“They have a chic, urban feel, and that’s how I planned to market them,” he said. “A lot of money is to be made in the hookah market right now.”

The hookah bar

I stopped at Royal Cigar Tobacco in Dinkytown and mentioned hookahs to the cashier, Mack Field, 23. He handed me a maroon card with the hookah’s shapely silhouette. “Every Saturday, hit the hookah,” the card urges.

So I headed to Nochee, the Washington Avenue bar listed as the place to “hit.” Over blaring hip-hop, I asked four girls if it was the hookah bar. It was.

Inside, I met University senior Rudy Nautiyal, 22. More than anyone, it is he who convinced me that hookahs have truly arrived on the Minneapolis college scene. With his partners, Nautiyal has organized Saturday night hookah-smoking on Nochee’s patio since June.

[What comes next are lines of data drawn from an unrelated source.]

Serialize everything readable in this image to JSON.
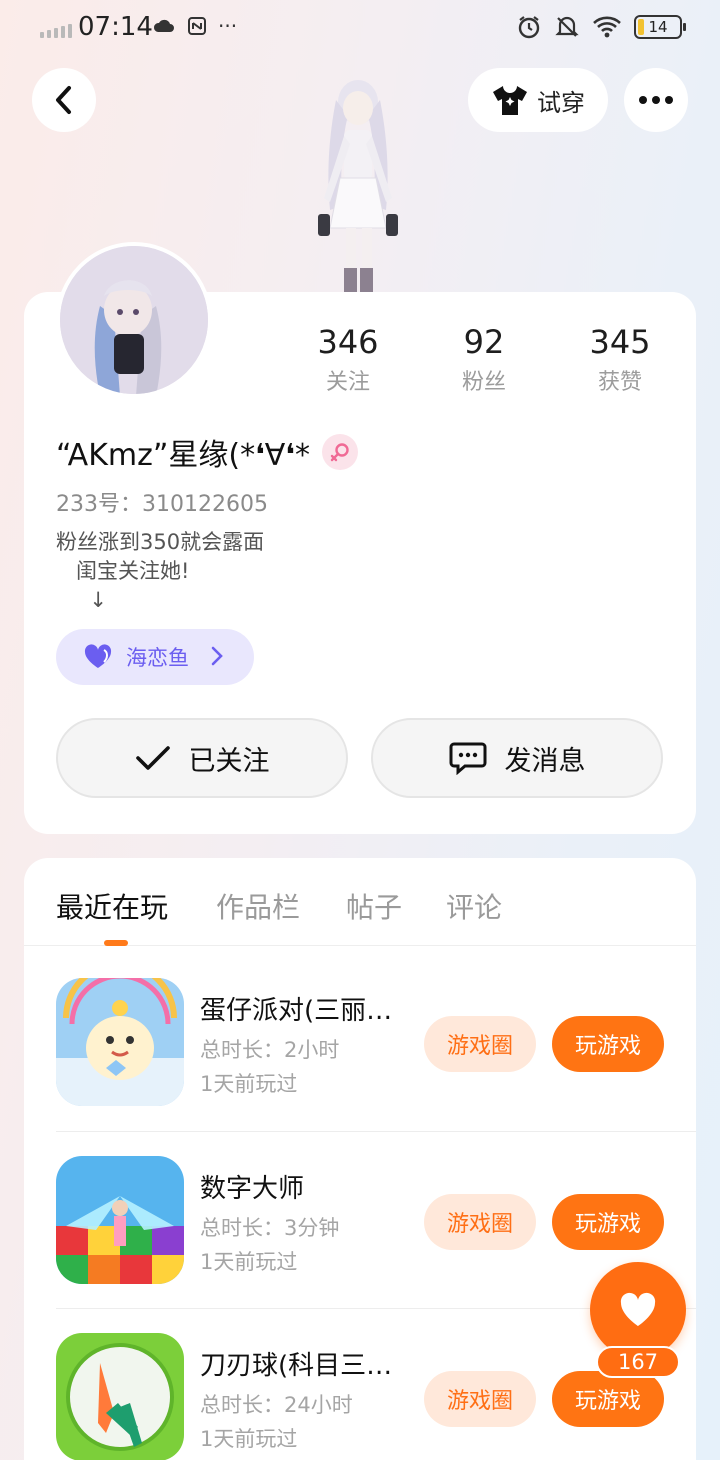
{
  "status_bar": {
    "time": "07:14",
    "battery": "14"
  },
  "header": {
    "try_on_label": "试穿",
    "back_icon": "chevron-left-icon",
    "more_icon": "more-horizontal-icon",
    "try_on_icon": "tshirt-icon"
  },
  "profile": {
    "stats": [
      {
        "value": "346",
        "label": "关注"
      },
      {
        "value": "92",
        "label": "粉丝"
      },
      {
        "value": "345",
        "label": "获赞"
      }
    ],
    "nickname": "“AKmz”星缘(*❛∀❛*",
    "uid": "233号：310122605",
    "bio": "粉丝涨到350就会露面\n   闺宝关注她!\n     ↓",
    "club_label": "海恋鱼",
    "follow_label": "已关注",
    "message_label": "发消息"
  },
  "tabs": [
    "最近在玩",
    "作品栏",
    "帖子",
    "评论"
  ],
  "games": [
    {
      "name": "蛋仔派对(三丽…",
      "duration": "总时长：2小时",
      "last_played": "1天前玩过",
      "circle_label": "游戏圈",
      "play_label": "玩游戏"
    },
    {
      "name": "数字大师",
      "duration": "总时长：3分钟",
      "last_played": "1天前玩过",
      "circle_label": "游戏圈",
      "play_label": "玩游戏"
    },
    {
      "name": "刀刃球(科目三…",
      "duration": "总时长：24小时",
      "last_played": "1天前玩过",
      "circle_label": "游戏圈",
      "play_label": "玩游戏"
    }
  ],
  "floating": {
    "like_count": "167"
  },
  "colors": {
    "accent": "#ff7413",
    "club": "#6b5ef0",
    "club_bg": "#e9e7fd"
  }
}
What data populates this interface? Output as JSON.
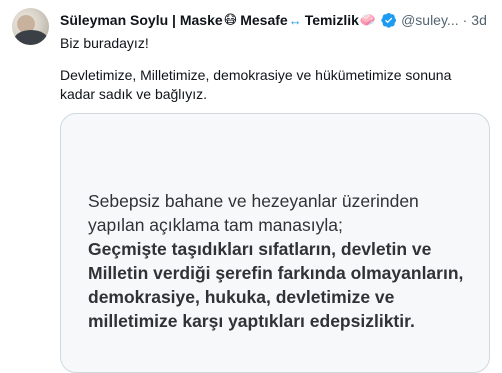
{
  "author": {
    "name": "Süleyman Soylu | Maske",
    "emoji_mask": "😷",
    "mesafe": "Mesafe",
    "emoji_arrow": "↔",
    "temizlik": "Temizlik",
    "emoji_soap": "🧼",
    "handle": "@suley...",
    "separator": "·",
    "time": "3d",
    "verified_color": "#1d9bf0"
  },
  "tweet": {
    "line1": "Biz buradayız!",
    "line2": "Devletimize, Milletimize, demokrasiye ve hükümetimize sonuna kadar sadık ve bağlıyız."
  },
  "quote_card": {
    "line_regular_1": "Sebepsiz bahane ve hezeyanlar üzerinden",
    "line_regular_2": "yapılan açıklama tam manasıyla;",
    "line_bold_1": "Geçmişte taşıdıkları sıfatların, devletin ve",
    "line_bold_2": "Milletin verdiği şerefin farkında olmayanların,",
    "line_bold_3": "demokrasiye, hukuka, devletimize ve",
    "line_bold_4": "milletimize karşı yaptıkları edepsizliktir."
  }
}
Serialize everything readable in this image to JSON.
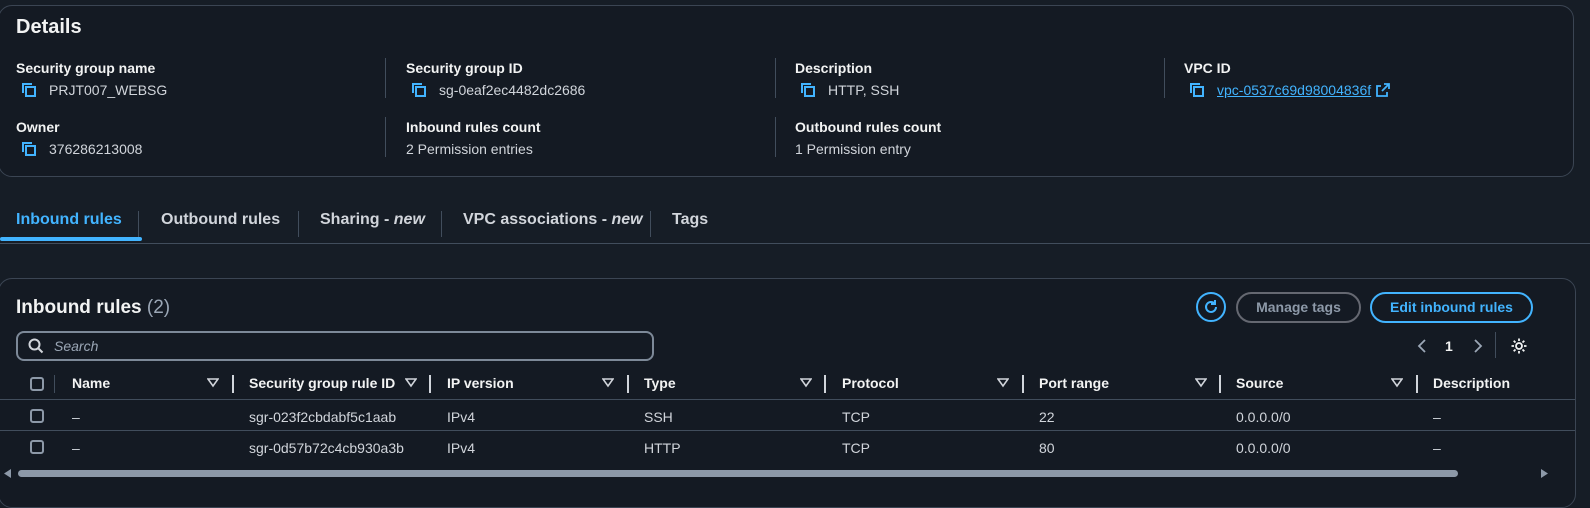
{
  "details": {
    "title": "Details",
    "sg_name_label": "Security group name",
    "sg_name_value": "PRJT007_WEBSG",
    "sg_id_label": "Security group ID",
    "sg_id_value": "sg-0eaf2ec4482dc2686",
    "description_label": "Description",
    "description_value": "HTTP, SSH",
    "vpc_label": "VPC ID",
    "vpc_value": "vpc-0537c69d98004836f",
    "owner_label": "Owner",
    "owner_value": "376286213008",
    "inbound_count_label": "Inbound rules count",
    "inbound_count_value": "2 Permission entries",
    "outbound_count_label": "Outbound rules count",
    "outbound_count_value": "1 Permission entry"
  },
  "tabs": {
    "inbound": "Inbound rules",
    "outbound": "Outbound rules",
    "sharing": "Sharing - ",
    "sharing_new": "new",
    "vpc_assoc": "VPC associations - ",
    "vpc_assoc_new": "new",
    "tags": "Tags"
  },
  "panel": {
    "title": "Inbound rules",
    "count": "(2)",
    "manage_tags": "Manage tags",
    "edit_inbound": "Edit inbound rules",
    "search_placeholder": "Search",
    "page": "1"
  },
  "table": {
    "columns": [
      "Name",
      "Security group rule ID",
      "IP version",
      "Type",
      "Protocol",
      "Port range",
      "Source",
      "Description"
    ],
    "rows": [
      {
        "name": "–",
        "rule_id": "sgr-023f2cbdabf5c1aab",
        "ip": "IPv4",
        "type": "SSH",
        "protocol": "TCP",
        "port": "22",
        "source": "0.0.0.0/0",
        "desc": "–"
      },
      {
        "name": "–",
        "rule_id": "sgr-0d57b72c4cb930a3b",
        "ip": "IPv4",
        "type": "HTTP",
        "protocol": "TCP",
        "port": "80",
        "source": "0.0.0.0/0",
        "desc": "–"
      }
    ]
  },
  "colors": {
    "accent": "#42b4ff",
    "background": "#161d26",
    "border": "#414d5c"
  }
}
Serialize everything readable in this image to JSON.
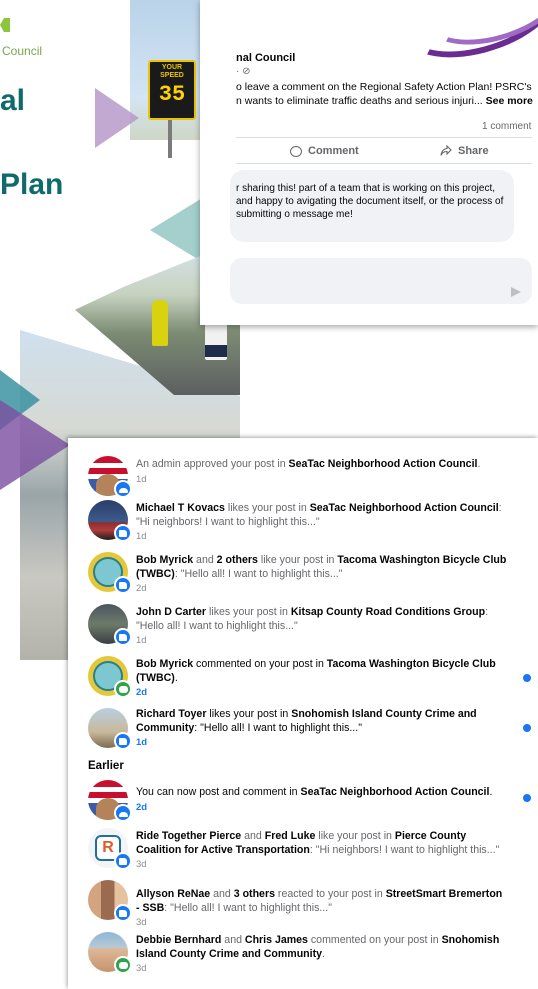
{
  "poster": {
    "brand_text": "Council",
    "headline_line1": "al",
    "headline_line2": "Plan",
    "speed_sign_label": "YOUR SPEED",
    "speed_sign_value": "35"
  },
  "post": {
    "author": "nal Council",
    "meta": "· ⊘",
    "text": "o leave a comment on the Regional Safety Action Plan! PSRC's n wants to eliminate traffic deaths and serious injuri...",
    "see_more": "See more",
    "comment_count": "1 comment",
    "comment_label": "Comment",
    "share_label": "Share",
    "reply_text": "r sharing this! part of a team that is working on this project, and happy to avigating the document itself, or the process of submitting o message me!"
  },
  "notifications": {
    "earlier_label": "Earlier",
    "items": [
      {
        "pre": "An admin approved your post in ",
        "b1": "SeaTac Neighborhood Action Council",
        "mid": ".",
        "b2": "",
        "post": "",
        "time": "1d",
        "unread": false
      },
      {
        "pre": "",
        "b1": "Michael T Kovacs",
        "mid": " likes your post in ",
        "b2": "SeaTac Neighborhood Action Council",
        "post": ": \"Hi neighbors! I want to highlight this...\"",
        "time": "1d",
        "unread": false
      },
      {
        "pre": "",
        "b1": "Bob Myrick",
        "mid": " and ",
        "b2": "2 others",
        "post": " like your post in ",
        "b3": "Tacoma Washington Bicycle Club (TWBC)",
        "post2": ": \"Hello all! I want to highlight this...\"",
        "time": "2d",
        "unread": false
      },
      {
        "pre": "",
        "b1": "John D Carter",
        "mid": " likes your post in ",
        "b2": "Kitsap County Road Conditions Group",
        "post": ": \"Hello all! I want to highlight this...\"",
        "time": "1d",
        "unread": false
      },
      {
        "pre": "",
        "b1": "Bob Myrick",
        "mid": " commented on your post in ",
        "b2": "Tacoma Washington Bicycle Club (TWBC)",
        "post": ".",
        "time": "2d",
        "unread": true
      },
      {
        "pre": "",
        "b1": "Richard Toyer",
        "mid": " likes your post in ",
        "b2": "Snohomish Island County Crime and Community",
        "post": ": \"Hello all! I want to highlight this...\"",
        "time": "1d",
        "unread": true
      },
      {
        "pre": "You can now post and comment in ",
        "b1": "SeaTac Neighborhood Action Council",
        "mid": ".",
        "b2": "",
        "post": "",
        "time": "2d",
        "unread": true
      },
      {
        "pre": "",
        "b1": "Ride Together Pierce",
        "mid": " and ",
        "b2": "Fred Luke",
        "post": " like your post in ",
        "b3": "Pierce County Coalition for Active Transportation",
        "post2": ": \"Hi neighbors! I want to highlight this...\"",
        "time": "3d",
        "unread": false
      },
      {
        "pre": "",
        "b1": "Allyson ReNae",
        "mid": " and ",
        "b2": "3 others",
        "post": " reacted to your post in ",
        "b3": "StreetSmart Bremerton - SSB",
        "post2": ": \"Hello all! I want to highlight this...\"",
        "time": "3d",
        "unread": false
      },
      {
        "pre": "",
        "b1": "Debbie Bernhard",
        "mid": " and ",
        "b2": "Chris James",
        "post": " commented on your post in ",
        "b3": "Snohomish Island County Crime and Community",
        "post2": ".",
        "time": "3d",
        "unread": false
      }
    ]
  },
  "colors": {
    "facebook_blue": "#1877f2",
    "comment_green": "#31a24c",
    "poster_teal": "#0f6b6b",
    "poster_purple": "#6a2c91"
  }
}
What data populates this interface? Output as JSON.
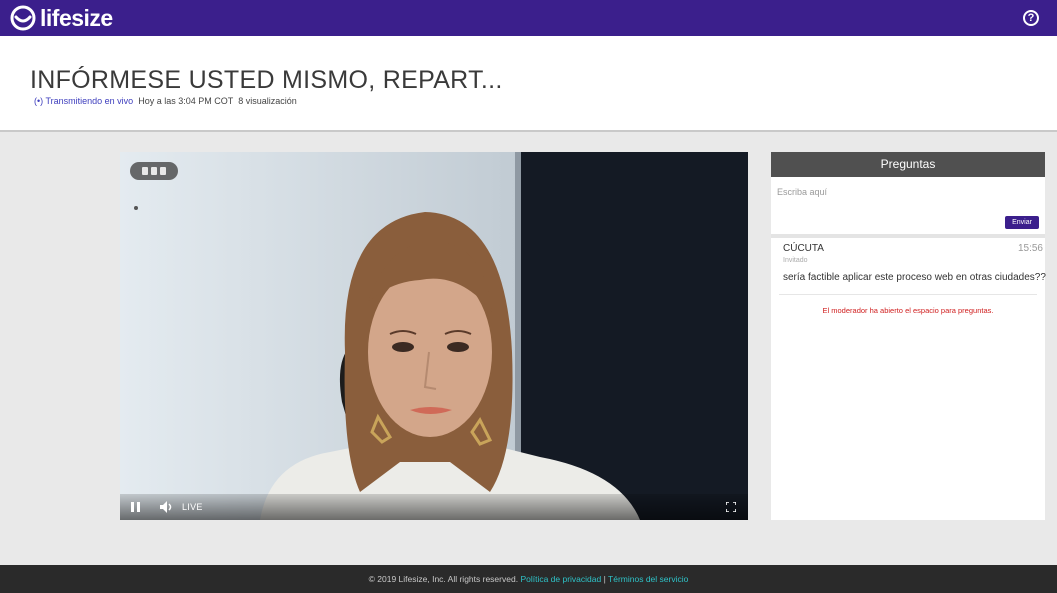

“It’s been at capacity every night,” he said.

Nautiyal sees smoking hookahs as an extension of the recent interest in the East, also visible through yoga and Eastern meditation trends.

“We wanted to mix the traditional aspect with a nightclub environment,” he said. “The main group (of hookah smokers) here is part of a cosmopolitan, jet-set crowd.”

The scene at Nochee confirmed that Minneapolis is no longer coastal cities’ awkward, home-schooled cousin. The hookah is here.